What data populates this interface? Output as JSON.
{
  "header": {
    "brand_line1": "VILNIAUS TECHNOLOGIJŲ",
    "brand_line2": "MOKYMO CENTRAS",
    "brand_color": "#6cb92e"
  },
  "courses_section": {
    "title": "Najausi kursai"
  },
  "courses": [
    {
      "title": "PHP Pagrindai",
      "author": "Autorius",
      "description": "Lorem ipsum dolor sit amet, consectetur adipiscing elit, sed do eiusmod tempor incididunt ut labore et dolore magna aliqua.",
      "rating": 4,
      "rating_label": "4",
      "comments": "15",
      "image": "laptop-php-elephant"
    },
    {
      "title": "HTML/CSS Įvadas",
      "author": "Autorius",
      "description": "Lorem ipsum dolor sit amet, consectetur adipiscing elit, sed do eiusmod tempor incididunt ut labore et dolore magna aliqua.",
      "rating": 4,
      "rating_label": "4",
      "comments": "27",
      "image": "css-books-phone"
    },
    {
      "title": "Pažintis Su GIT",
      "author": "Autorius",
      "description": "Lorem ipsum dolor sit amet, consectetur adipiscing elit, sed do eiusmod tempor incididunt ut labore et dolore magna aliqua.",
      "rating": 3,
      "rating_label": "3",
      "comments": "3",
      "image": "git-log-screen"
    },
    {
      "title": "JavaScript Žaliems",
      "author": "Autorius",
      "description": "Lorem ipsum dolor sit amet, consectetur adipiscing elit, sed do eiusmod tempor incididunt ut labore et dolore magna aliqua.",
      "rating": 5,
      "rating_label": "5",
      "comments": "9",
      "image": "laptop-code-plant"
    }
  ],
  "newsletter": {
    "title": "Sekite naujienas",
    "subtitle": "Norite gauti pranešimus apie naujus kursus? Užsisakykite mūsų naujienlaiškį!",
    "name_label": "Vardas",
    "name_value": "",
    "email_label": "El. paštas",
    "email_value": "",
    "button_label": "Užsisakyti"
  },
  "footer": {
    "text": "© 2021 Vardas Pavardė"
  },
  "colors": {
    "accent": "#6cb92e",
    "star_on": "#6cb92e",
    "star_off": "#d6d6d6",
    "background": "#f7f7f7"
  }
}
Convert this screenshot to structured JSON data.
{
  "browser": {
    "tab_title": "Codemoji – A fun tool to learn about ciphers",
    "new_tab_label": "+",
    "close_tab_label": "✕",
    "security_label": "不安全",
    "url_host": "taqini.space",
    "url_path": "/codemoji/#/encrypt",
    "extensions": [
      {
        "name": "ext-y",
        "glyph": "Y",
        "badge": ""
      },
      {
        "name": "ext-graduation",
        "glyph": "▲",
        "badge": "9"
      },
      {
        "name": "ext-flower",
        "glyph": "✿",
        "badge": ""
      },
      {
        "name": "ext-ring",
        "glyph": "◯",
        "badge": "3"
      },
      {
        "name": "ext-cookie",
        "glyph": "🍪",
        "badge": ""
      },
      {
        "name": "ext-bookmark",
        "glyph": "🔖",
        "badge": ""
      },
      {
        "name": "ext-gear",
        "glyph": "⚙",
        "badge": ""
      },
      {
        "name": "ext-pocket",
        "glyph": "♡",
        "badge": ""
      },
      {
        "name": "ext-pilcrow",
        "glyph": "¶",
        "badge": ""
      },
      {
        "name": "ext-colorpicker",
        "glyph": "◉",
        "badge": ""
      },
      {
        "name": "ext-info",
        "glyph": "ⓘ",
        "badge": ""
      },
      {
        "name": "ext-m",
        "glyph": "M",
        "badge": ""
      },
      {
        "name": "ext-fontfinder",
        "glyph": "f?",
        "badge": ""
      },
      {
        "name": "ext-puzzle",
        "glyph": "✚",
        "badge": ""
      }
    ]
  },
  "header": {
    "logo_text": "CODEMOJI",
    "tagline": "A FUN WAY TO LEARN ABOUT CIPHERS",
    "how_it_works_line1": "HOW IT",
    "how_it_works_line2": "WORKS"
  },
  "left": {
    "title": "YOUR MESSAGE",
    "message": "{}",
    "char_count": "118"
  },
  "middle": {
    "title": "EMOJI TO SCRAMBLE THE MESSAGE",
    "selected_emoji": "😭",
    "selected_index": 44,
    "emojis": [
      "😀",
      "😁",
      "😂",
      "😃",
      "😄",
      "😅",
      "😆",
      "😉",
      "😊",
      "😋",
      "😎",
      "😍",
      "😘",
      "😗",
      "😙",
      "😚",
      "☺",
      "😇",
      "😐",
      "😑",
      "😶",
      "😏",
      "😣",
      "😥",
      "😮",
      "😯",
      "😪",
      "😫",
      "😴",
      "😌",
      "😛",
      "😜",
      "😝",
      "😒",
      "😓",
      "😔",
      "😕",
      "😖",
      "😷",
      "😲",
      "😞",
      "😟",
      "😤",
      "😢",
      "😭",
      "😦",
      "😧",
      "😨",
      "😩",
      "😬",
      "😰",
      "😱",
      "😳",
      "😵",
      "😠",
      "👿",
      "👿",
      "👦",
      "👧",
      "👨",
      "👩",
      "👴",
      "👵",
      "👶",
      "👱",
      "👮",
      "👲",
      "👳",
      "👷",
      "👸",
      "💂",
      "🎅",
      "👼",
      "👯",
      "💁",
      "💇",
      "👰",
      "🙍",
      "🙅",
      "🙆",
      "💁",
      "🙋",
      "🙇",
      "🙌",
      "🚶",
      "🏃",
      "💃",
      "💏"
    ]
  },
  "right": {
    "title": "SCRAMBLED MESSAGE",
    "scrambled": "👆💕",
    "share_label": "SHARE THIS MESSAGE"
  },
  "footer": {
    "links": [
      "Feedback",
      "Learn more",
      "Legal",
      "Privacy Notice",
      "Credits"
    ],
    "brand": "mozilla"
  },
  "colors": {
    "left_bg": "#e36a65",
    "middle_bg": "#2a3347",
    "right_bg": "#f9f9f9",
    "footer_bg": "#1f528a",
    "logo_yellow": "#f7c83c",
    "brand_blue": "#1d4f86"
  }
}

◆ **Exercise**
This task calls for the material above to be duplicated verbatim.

◆ **Output of the exercise**
What data populates this interface? Output as JSON.
{
  "header": {
    "brand_line1": "VILNIAUS TECHNOLOGIJŲ",
    "brand_line2": "MOKYMO CENTRAS",
    "brand_color": "#6cb92e"
  },
  "courses_section": {
    "title": "Najausi kursai"
  },
  "courses": [
    {
      "title": "PHP Pagrindai",
      "author": "Autorius",
      "description": "Lorem ipsum dolor sit amet, consectetur adipiscing elit, sed do eiusmod tempor incididunt ut labore et dolore magna aliqua.",
      "rating": 4,
      "rating_label": "4",
      "comments": "15",
      "image": "laptop-php-elephant"
    },
    {
      "title": "HTML/CSS Įvadas",
      "author": "Autorius",
      "description": "Lorem ipsum dolor sit amet, consectetur adipiscing elit, sed do eiusmod tempor incididunt ut labore et dolore magna aliqua.",
      "rating": 4,
      "rating_label": "4",
      "comments": "27",
      "image": "css-books-phone"
    },
    {
      "title": "Pažintis Su GIT",
      "author": "Autorius",
      "description": "Lorem ipsum dolor sit amet, consectetur adipiscing elit, sed do eiusmod tempor incididunt ut labore et dolore magna aliqua.",
      "rating": 3,
      "rating_label": "3",
      "comments": "3",
      "image": "git-log-screen"
    },
    {
      "title": "JavaScript Žaliems",
      "author": "Autorius",
      "description": "Lorem ipsum dolor sit amet, consectetur adipiscing elit, sed do eiusmod tempor incididunt ut labore et dolore magna aliqua.",
      "rating": 5,
      "rating_label": "5",
      "comments": "9",
      "image": "laptop-code-plant"
    }
  ],
  "newsletter": {
    "title": "Sekite naujienas",
    "subtitle": "Norite gauti pranešimus apie naujus kursus? Užsisakykite mūsų naujienlaiškį!",
    "name_label": "Vardas",
    "name_value": "",
    "email_label": "El. paštas",
    "email_value": "",
    "button_label": "Užsisakyti"
  },
  "footer": {
    "text": "© 2021 Vardas Pavardė"
  },
  "colors": {
    "accent": "#6cb92e",
    "star_on": "#6cb92e",
    "star_off": "#d6d6d6",
    "background": "#f7f7f7"
  }
}
Convert this screenshot to structured JSON data.
{
  "browser": {
    "tab_title": "Codemoji – A fun tool to learn about ciphers",
    "new_tab_label": "+",
    "close_tab_label": "✕",
    "security_label": "不安全",
    "url_host": "taqini.space",
    "url_path": "/codemoji/#/encrypt",
    "extensions": [
      {
        "name": "ext-y",
        "glyph": "Y",
        "badge": ""
      },
      {
        "name": "ext-graduation",
        "glyph": "▲",
        "badge": "9"
      },
      {
        "name": "ext-flower",
        "glyph": "✿",
        "badge": ""
      },
      {
        "name": "ext-ring",
        "glyph": "◯",
        "badge": "3"
      },
      {
        "name": "ext-cookie",
        "glyph": "🍪",
        "badge": ""
      },
      {
        "name": "ext-bookmark",
        "glyph": "🔖",
        "badge": ""
      },
      {
        "name": "ext-gear",
        "glyph": "⚙",
        "badge": ""
      },
      {
        "name": "ext-pocket",
        "glyph": "♡",
        "badge": ""
      },
      {
        "name": "ext-pilcrow",
        "glyph": "¶",
        "badge": ""
      },
      {
        "name": "ext-colorpicker",
        "glyph": "◉",
        "badge": ""
      },
      {
        "name": "ext-info",
        "glyph": "ⓘ",
        "badge": ""
      },
      {
        "name": "ext-m",
        "glyph": "M",
        "badge": ""
      },
      {
        "name": "ext-fontfinder",
        "glyph": "f?",
        "badge": ""
      },
      {
        "name": "ext-puzzle",
        "glyph": "✚",
        "badge": ""
      }
    ]
  },
  "header": {
    "logo_text": "CODEMOJI",
    "tagline": "A FUN WAY TO LEARN ABOUT CIPHERS",
    "how_it_works_line1": "HOW IT",
    "how_it_works_line2": "WORKS"
  },
  "left": {
    "title": "YOUR MESSAGE",
    "message": "{}",
    "char_count": "118"
  },
  "middle": {
    "title": "EMOJI TO SCRAMBLE THE MESSAGE",
    "selected_emoji": "😭",
    "selected_index": 44,
    "emojis": [
      "😀",
      "😁",
      "😂",
      "😃",
      "😄",
      "😅",
      "😆",
      "😉",
      "😊",
      "😋",
      "😎",
      "😍",
      "😘",
      "😗",
      "😙",
      "😚",
      "☺",
      "😇",
      "😐",
      "😑",
      "😶",
      "😏",
      "😣",
      "😥",
      "😮",
      "😯",
      "😪",
      "😫",
      "😴",
      "😌",
      "😛",
      "😜",
      "😝",
      "😒",
      "😓",
      "😔",
      "😕",
      "😖",
      "😷",
      "😲",
      "😞",
      "😟",
      "😤",
      "😢",
      "😭",
      "😦",
      "😧",
      "😨",
      "😩",
      "😬",
      "😰",
      "😱",
      "😳",
      "😵",
      "😠",
      "👿",
      "👿",
      "👦",
      "👧",
      "👨",
      "👩",
      "👴",
      "👵",
      "👶",
      "👱",
      "👮",
      "👲",
      "👳",
      "👷",
      "👸",
      "💂",
      "🎅",
      "👼",
      "👯",
      "💁",
      "💇",
      "👰",
      "🙍",
      "🙅",
      "🙆",
      "💁",
      "🙋",
      "🙇",
      "🙌",
      "🚶",
      "🏃",
      "💃",
      "💏"
    ]
  },
  "right": {
    "title": "SCRAMBLED MESSAGE",
    "scrambled": "👆💕",
    "share_label": "SHARE THIS MESSAGE"
  },
  "footer": {
    "links": [
      "Feedback",
      "Learn more",
      "Legal",
      "Privacy Notice",
      "Credits"
    ],
    "brand": "mozilla"
  },
  "colors": {
    "left_bg": "#e36a65",
    "middle_bg": "#2a3347",
    "right_bg": "#f9f9f9",
    "footer_bg": "#1f528a",
    "logo_yellow": "#f7c83c",
    "brand_blue": "#1d4f86"
  }
}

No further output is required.